在歐元區危機可能會進一步削弱全球經濟前景的形勢下，IMF呼籲日本拿出更多行動以恢復穩健的財政。While more than 90 per cent of Japan's public debt is held domestically, even a relatively small increase in Japan's risk premium* could have a spillover effect on global risk returns and growth, the IMF warned.
*The return in excess of the risk-free rate of return that an investment is expected to yield. An asset's risk premium is a form of compensation for investors who tolerate the extra risk - compared to that of a risk-free asset - in a given investment.
IMF警告稱，雖然日本公共債務90%以上都是國內債務，但日本風險溢價即使是相對小幅的上升，也可能對全球風險回報和增長產生溢出效應。“In this regard, Europe's recent experience offers a cautionary tale. Once market confidence is lost, regaining it becomes very difficult,” it said.
IMF還稱，“在這點上，歐洲最近的經歷就具有警示作用。一旦市場失去信心，要重新恢復這種信心就很困難。”Japan is the world's most indebted country with gross public debt of 235.8 per cent of gross domestic product.
日本是全球負債最高的國家，其公共債務總額相當於國內生產總值(GDP)的235.8%。Even on a net basis, public debt was more than 125 per cent of GDP and was expected to rise further in the absence of fiscal consolidation, the IMF said in its annual assessment of the Japanese economy.

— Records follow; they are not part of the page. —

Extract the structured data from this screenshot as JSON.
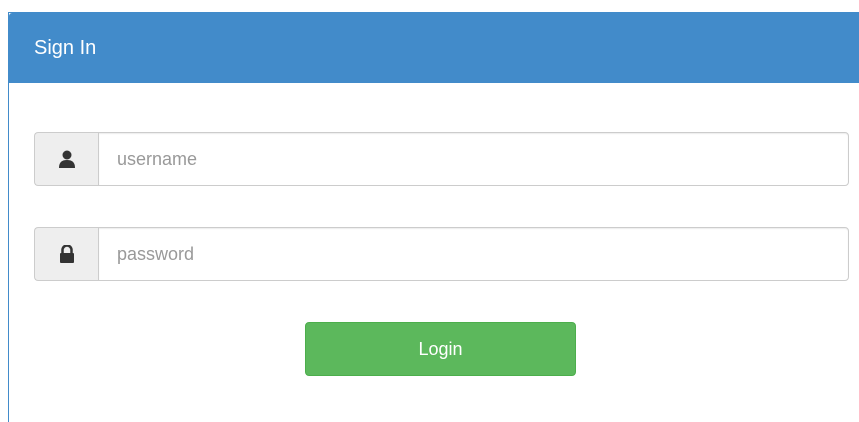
{
  "panel": {
    "title": "Sign In",
    "accent_color": "#428bca"
  },
  "form": {
    "username": {
      "icon": "user-icon",
      "value": "",
      "placeholder": "username"
    },
    "password": {
      "icon": "lock-icon",
      "value": "",
      "placeholder": "password"
    },
    "login_label": "Login",
    "login_color": "#5cb85c"
  }
}
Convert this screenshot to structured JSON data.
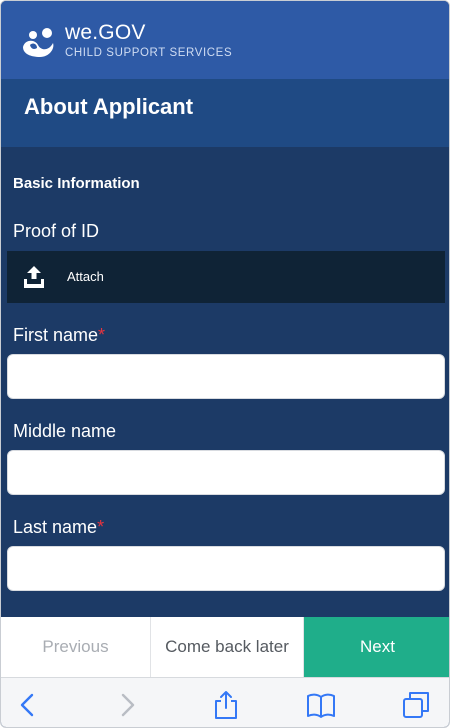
{
  "brand": {
    "name": "we.GOV",
    "subtitle": "CHILD SUPPORT SERVICES"
  },
  "page": {
    "title": "About Applicant"
  },
  "form": {
    "section_title": "Basic Information",
    "proof_of_id": {
      "label": "Proof of ID",
      "attach_label": "Attach"
    },
    "fields": [
      {
        "label": "First name",
        "required": "*",
        "value": ""
      },
      {
        "label": "Middle name",
        "value": ""
      },
      {
        "label": "Last name",
        "required": "*",
        "value": ""
      }
    ]
  },
  "actions": {
    "previous": "Previous",
    "come_back_later": "Come back later",
    "next": "Next"
  },
  "colors": {
    "brand_blue": "#2e5aa6",
    "title_band": "#1f4a84",
    "form_bg": "#1c3a66",
    "attach_bg": "#0f2336",
    "required_red": "#e5343f",
    "next_green": "#1fae8a",
    "toolbar_tint": "#3478f6"
  },
  "toolbar": {
    "icons": [
      "back-icon",
      "forward-icon",
      "share-icon",
      "bookmarks-icon",
      "tabs-icon"
    ]
  }
}
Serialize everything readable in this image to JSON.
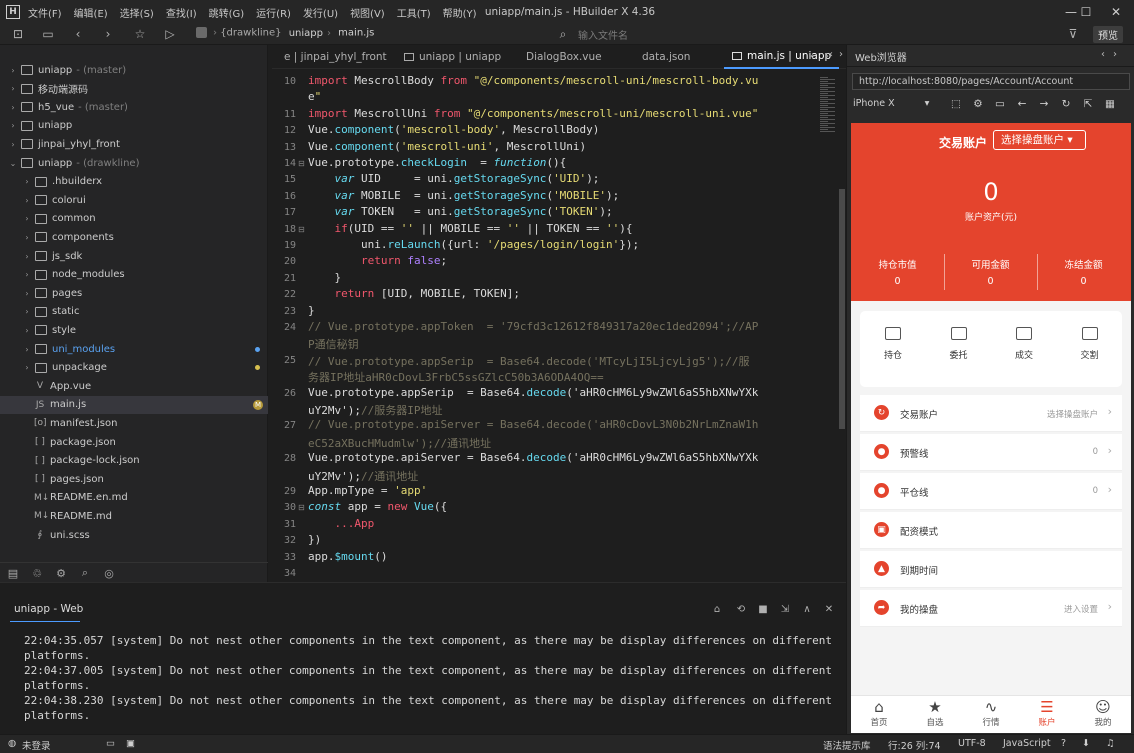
{
  "window": {
    "logo": "H",
    "title": "uniapp/main.js - HBuilder X 4.36",
    "menu": [
      "文件(F)",
      "编辑(E)",
      "选择(S)",
      "查找(I)",
      "跳转(G)",
      "运行(R)",
      "发行(U)",
      "视图(V)",
      "工具(T)",
      "帮助(Y)"
    ]
  },
  "toolbar": {
    "crumb_project": "{drawkline}",
    "crumb_folder": "uniapp",
    "crumb_file": "main.js",
    "file_input_placeholder": "输入文件名",
    "preview_label": "预览"
  },
  "sidebar": {
    "items": [
      {
        "label": "uniapp",
        "tag": "- (master)",
        "type": "folder",
        "expanded": false
      },
      {
        "label": "移动端源码",
        "tag": "",
        "type": "folder",
        "expanded": false
      },
      {
        "label": "h5_vue",
        "tag": "- (master)",
        "type": "folder",
        "expanded": false
      },
      {
        "label": "uniapp",
        "tag": "",
        "type": "folder",
        "expanded": false
      },
      {
        "label": "jinpai_yhyl_front",
        "tag": "",
        "type": "folder",
        "expanded": false
      },
      {
        "label": "uniapp",
        "tag": "- (drawkline)",
        "type": "folder",
        "expanded": true
      },
      {
        "label": ".hbuilderx",
        "tag": "",
        "type": "folder",
        "expanded": false
      },
      {
        "label": "colorui",
        "tag": "",
        "type": "folder",
        "expanded": false
      },
      {
        "label": "common",
        "tag": "",
        "type": "folder",
        "expanded": false
      },
      {
        "label": "components",
        "tag": "",
        "type": "folder",
        "expanded": false
      },
      {
        "label": "js_sdk",
        "tag": "",
        "type": "folder",
        "expanded": false
      },
      {
        "label": "node_modules",
        "tag": "",
        "type": "folder",
        "expanded": false
      },
      {
        "label": "pages",
        "tag": "",
        "type": "folder",
        "expanded": false
      },
      {
        "label": "static",
        "tag": "",
        "type": "folder",
        "expanded": false
      },
      {
        "label": "style",
        "tag": "",
        "type": "folder",
        "expanded": false
      },
      {
        "label": "uni_modules",
        "tag": "",
        "type": "folder",
        "expanded": false
      },
      {
        "label": "unpackage",
        "tag": "",
        "type": "folder",
        "expanded": false
      },
      {
        "label": "App.vue",
        "tag": "",
        "type": "file",
        "icon": "V"
      },
      {
        "label": "main.js",
        "tag": "",
        "type": "file",
        "icon": "JS"
      },
      {
        "label": "manifest.json",
        "tag": "",
        "type": "file",
        "icon": "[o]"
      },
      {
        "label": "package.json",
        "tag": "",
        "type": "file",
        "icon": "[ ]"
      },
      {
        "label": "package-lock.json",
        "tag": "",
        "type": "file",
        "icon": "[ ]"
      },
      {
        "label": "pages.json",
        "tag": "",
        "type": "file",
        "icon": "[ ]"
      },
      {
        "label": "README.en.md",
        "tag": "",
        "type": "file",
        "icon": "M↓"
      },
      {
        "label": "README.md",
        "tag": "",
        "type": "file",
        "icon": "M↓"
      },
      {
        "label": "uni.scss",
        "tag": "",
        "type": "file",
        "icon": "∮"
      }
    ],
    "modified_badge": "M"
  },
  "tabs": [
    "e | jinpai_yhyl_front",
    "uniapp | uniapp",
    "DialogBox.vue",
    "data.json",
    "main.js | uniapp"
  ],
  "editor": {
    "lines": [
      {
        "n": "10",
        "t": "import MescrollBody from \"@/components/mescroll-uni/mescroll-body.vu"
      },
      {
        "n": "",
        "t": "e\""
      },
      {
        "n": "11",
        "t": "import MescrollUni from \"@/components/mescroll-uni/mescroll-uni.vue\""
      },
      {
        "n": "12",
        "t": "Vue.component('mescroll-body', MescrollBody)"
      },
      {
        "n": "13",
        "t": "Vue.component('mescroll-uni', MescrollUni)"
      },
      {
        "n": "14",
        "t": "Vue.prototype.checkLogin  = function(){"
      },
      {
        "n": "15",
        "t": "    var UID     = uni.getStorageSync('UID');"
      },
      {
        "n": "16",
        "t": "    var MOBILE  = uni.getStorageSync('MOBILE');"
      },
      {
        "n": "17",
        "t": "    var TOKEN   = uni.getStorageSync('TOKEN');"
      },
      {
        "n": "18",
        "t": "    if(UID == '' || MOBILE == '' || TOKEN == ''){"
      },
      {
        "n": "19",
        "t": "        uni.reLaunch({url: '/pages/login/login'});"
      },
      {
        "n": "20",
        "t": "        return false;"
      },
      {
        "n": "21",
        "t": "    }"
      },
      {
        "n": "22",
        "t": "    return [UID, MOBILE, TOKEN];"
      },
      {
        "n": "23",
        "t": "}"
      },
      {
        "n": "24",
        "t": "// Vue.prototype.appToken  = '79cfd3c12612f849317a20ec1ded2094';//AP"
      },
      {
        "n": "",
        "t": "P通信秘钥"
      },
      {
        "n": "25",
        "t": "// Vue.prototype.appSerip  = Base64.decode('MTcyLjI5LjcyLjg5');//服"
      },
      {
        "n": "",
        "t": "务器IP地址aHR0cDovL3FrbC5ssGZlcC50b3A6ODA4OQ=="
      },
      {
        "n": "26",
        "t": "Vue.prototype.appSerip  = Base64.decode('aHR0cHM6Ly9wZWl6aS5hbXNwYXk"
      },
      {
        "n": "",
        "t": "uY2Mv');//服务器IP地址"
      },
      {
        "n": "27",
        "t": "// Vue.prototype.apiServer = Base64.decode('aHR0cDovL3N0b2NrLmZnaW1h"
      },
      {
        "n": "",
        "t": "eC52aXBucHMudmlw');//通讯地址"
      },
      {
        "n": "28",
        "t": "Vue.prototype.apiServer = Base64.decode('aHR0cHM6Ly9wZWl6aS5hbXNwYXk"
      },
      {
        "n": "",
        "t": "uY2Mv');//通讯地址"
      },
      {
        "n": "29",
        "t": "App.mpType = 'app'"
      },
      {
        "n": "30",
        "t": "const app = new Vue({"
      },
      {
        "n": "31",
        "t": "    ...App"
      },
      {
        "n": "32",
        "t": "})"
      },
      {
        "n": "33",
        "t": "app.$mount()"
      },
      {
        "n": "34",
        "t": ""
      }
    ]
  },
  "console": {
    "tab_label": "uniapp - Web",
    "logs": [
      {
        "time": "22:04:35.057",
        "msg": "[system] Do not nest other components in the text component, as there may be display differences on different platforms."
      },
      {
        "time": "22:04:37.005",
        "msg": "[system] Do not nest other components in the text component, as there may be display differences on different platforms."
      },
      {
        "time": "22:04:38.230",
        "msg": "[system] Do not nest other components in the text component, as there may be display differences on different platforms."
      }
    ]
  },
  "preview": {
    "tab_label": "Web浏览器",
    "url": "http://localhost:8080/pages/Account/Account",
    "device": "iPhone X",
    "app": {
      "header_title": "交易账户",
      "account_select": "选择操盘账户",
      "assets_value": "0",
      "assets_label": "账户资产(元)",
      "stats": [
        {
          "label": "持仓市值",
          "value": "0"
        },
        {
          "label": "可用金额",
          "value": "0"
        },
        {
          "label": "冻结金额",
          "value": "0"
        }
      ],
      "quick_actions": [
        "持仓",
        "委托",
        "成交",
        "交割"
      ],
      "menu": [
        {
          "label": "交易账户",
          "value": "选择操盘账户"
        },
        {
          "label": "预警线",
          "value": "0"
        },
        {
          "label": "平仓线",
          "value": "0"
        },
        {
          "label": "配资模式",
          "value": ""
        },
        {
          "label": "到期时间",
          "value": ""
        },
        {
          "label": "我的操盘",
          "value": "进入设置"
        }
      ],
      "tabbar": [
        "首页",
        "自选",
        "行情",
        "账户",
        "我的"
      ],
      "active_tab": "账户",
      "accent_color": "#e4442d"
    }
  },
  "status": {
    "login": "未登录",
    "syntax_hint": "语法提示库",
    "cursor": "行:26  列:74",
    "encoding": "UTF-8",
    "language": "JavaScript"
  }
}
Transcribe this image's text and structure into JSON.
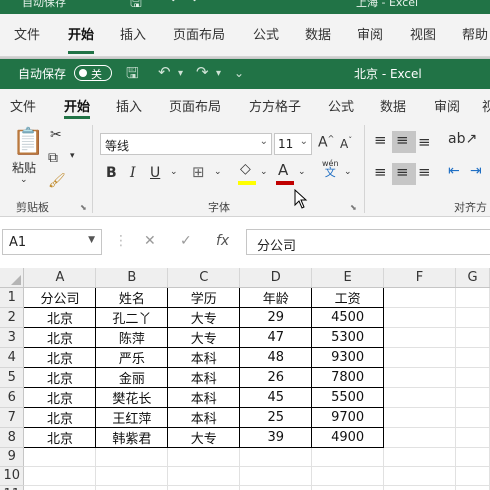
{
  "bg_window": {
    "title_left": "自动保存",
    "title_right": "上海 - Excel",
    "tabs": [
      "文件",
      "开始",
      "插入",
      "页面布局",
      "公式",
      "数据",
      "审阅",
      "视图",
      "帮助"
    ]
  },
  "title_bar": {
    "autosave_label": "自动保存",
    "toggle_label": "关",
    "doc_title": "北京 - Excel"
  },
  "menu": {
    "tabs": [
      "文件",
      "开始",
      "插入",
      "页面布局",
      "方方格子",
      "公式",
      "数据",
      "审阅",
      "视"
    ],
    "active": "开始"
  },
  "ribbon": {
    "paste_label": "粘贴",
    "clipboard_label": "剪贴板",
    "font_label": "字体",
    "align_label": "对齐方",
    "font_name": "等线",
    "font_size": "11",
    "bold": "B",
    "italic": "I",
    "underline": "U",
    "grow_font": "A",
    "shrink_font": "A",
    "font_color": "A",
    "phonetic_top": "wén",
    "phonetic_bottom": "文"
  },
  "formula_bar": {
    "name_box": "A1",
    "fx": "fx",
    "value": "分公司"
  },
  "sheet": {
    "columns": [
      "A",
      "B",
      "C",
      "D",
      "E",
      "F",
      "G"
    ],
    "rows": [
      [
        "分公司",
        "姓名",
        "学历",
        "年龄",
        "工资"
      ],
      [
        "北京",
        "孔二丫",
        "大专",
        "29",
        "4500"
      ],
      [
        "北京",
        "陈萍",
        "大专",
        "47",
        "5300"
      ],
      [
        "北京",
        "严乐",
        "本科",
        "48",
        "9300"
      ],
      [
        "北京",
        "金丽",
        "本科",
        "26",
        "7800"
      ],
      [
        "北京",
        "樊花长",
        "本科",
        "45",
        "5500"
      ],
      [
        "北京",
        "王红萍",
        "本科",
        "25",
        "9700"
      ],
      [
        "北京",
        "韩紫君",
        "大专",
        "39",
        "4900"
      ],
      [
        "",
        "",
        "",
        "",
        ""
      ],
      [
        "",
        "",
        "",
        "",
        ""
      ],
      [
        "",
        "",
        "",
        "",
        ""
      ]
    ]
  },
  "colors": {
    "accent": "#217346",
    "ribbon_bg": "#f3f3f3",
    "font_color_bar": "#c00000",
    "highlight_bar": "#ffff00"
  }
}
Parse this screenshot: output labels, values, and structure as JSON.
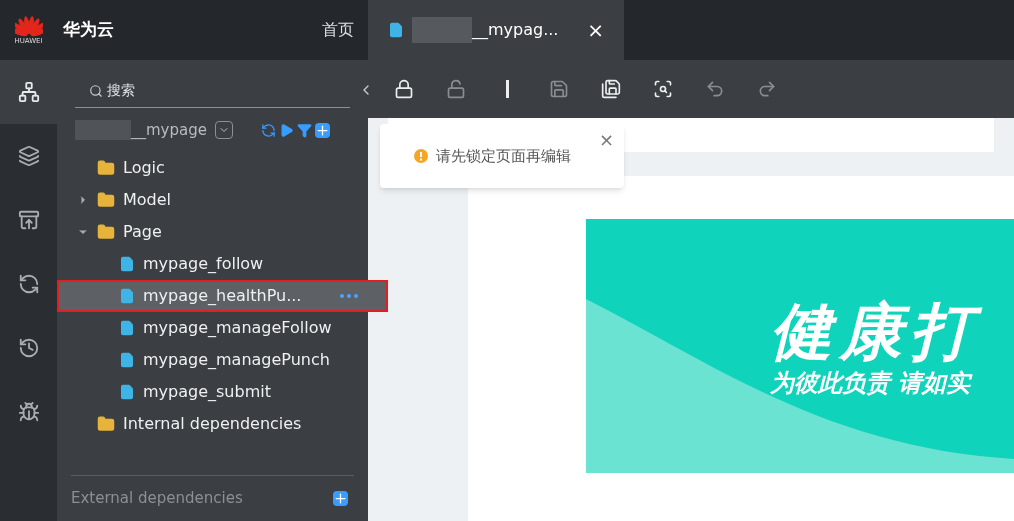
{
  "brand": {
    "logo_text": "HUAWEI",
    "name": "华为云",
    "home_link": "首页"
  },
  "rail": [
    {
      "kind": "tree",
      "selected": true
    },
    {
      "kind": "layers",
      "selected": false
    },
    {
      "kind": "archive",
      "selected": false
    },
    {
      "kind": "cycle",
      "selected": false
    },
    {
      "kind": "history",
      "selected": false
    },
    {
      "kind": "debug",
      "selected": false
    }
  ],
  "search": {
    "placeholder": "搜索"
  },
  "project": {
    "name": "__mypage"
  },
  "tree": [
    {
      "label": "Logic",
      "kind": "folder"
    },
    {
      "label": "Model",
      "kind": "folder",
      "expanded": false
    },
    {
      "label": "Page",
      "kind": "folder",
      "expanded": true,
      "children": [
        {
          "label": "mypage_follow",
          "kind": "file",
          "selected": false
        },
        {
          "label": "mypage_healthPu...",
          "kind": "file",
          "selected": true
        },
        {
          "label": "mypage_manageFollow",
          "kind": "file",
          "selected": false
        },
        {
          "label": "mypage_managePunch",
          "kind": "file",
          "selected": false
        },
        {
          "label": "mypage_submit",
          "kind": "file",
          "selected": false
        }
      ]
    },
    {
      "label": "Internal dependencies",
      "kind": "folder"
    }
  ],
  "external": {
    "label": "External dependencies"
  },
  "tab": {
    "title": "__mypag...",
    "close": "×"
  },
  "toolbar": [
    {
      "kind": "lock",
      "disabled": false
    },
    {
      "kind": "unlock",
      "disabled": true
    },
    {
      "kind": "cursor",
      "disabled": false
    },
    {
      "kind": "save",
      "disabled": true
    },
    {
      "kind": "save-all",
      "disabled": false
    },
    {
      "kind": "preview",
      "disabled": false
    },
    {
      "kind": "undo",
      "disabled": true
    },
    {
      "kind": "redo",
      "disabled": true
    }
  ],
  "toast": {
    "message": "请先锁定页面再编辑",
    "close": "×"
  },
  "banner": {
    "title": "健康打",
    "subtitle": "为彼此负责 请如实"
  }
}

IMF在日本經濟年度評估報告中指出，即使是從淨債務來看，其占GDP的比重也已經超過了125%，如果不鞏固財政的話，這一比重會繼續增加。Last month, Fitch Ratings highlighted Japan's rapidly deteriorating fiscal situation when it downgraded the country's credit rating from double A to A plus.
上個月，惠譽(Fitch Ratings)將日本信用評級從AA降到A+，著重指出日本財政狀況在快速惡化。The Japanese government is locked in intense debate with the opposition over raising the consumption tax in two stages to 10 per cent by 2015.
關於是否在2015年前分兩個階段將消費稅提高到10%，日本政府正在與反對派展開激烈的辯論。Yoshihiko Noda, the prime minister, who has staked his political career on the tax increase, is seeking an agreement with the opposition by the end of the week.
增稅問題關乎日本首相野田佳彥(Yoshihiko Noda)的政治生涯，他尋求在本週末之前與反對派達成一致。While the Japanese government's tax plan was an important step towards fiscal consolidation, “reducing debt to sustainable levels will require more”, Mr Lipton said.
利普頓表示，雖然日本政府的稅收計劃是鞏固財政的重要一步，但“要將債務降到可持續水平，還需要採取更大力度的行動。”“Japan needs to move forcefully on many fronts,” combining fiscal, structural and monetary policies, to tackle its problems, he said.
他說，“日本需要在很多方面採取有力行動”，將財政政策、結構性政策和貨幣政策結合起來以解決問題。In particular, “it is important to look for structural policies that can support growth and mitigate some of the impact of fiscal adjustment,” Mr Lipton said.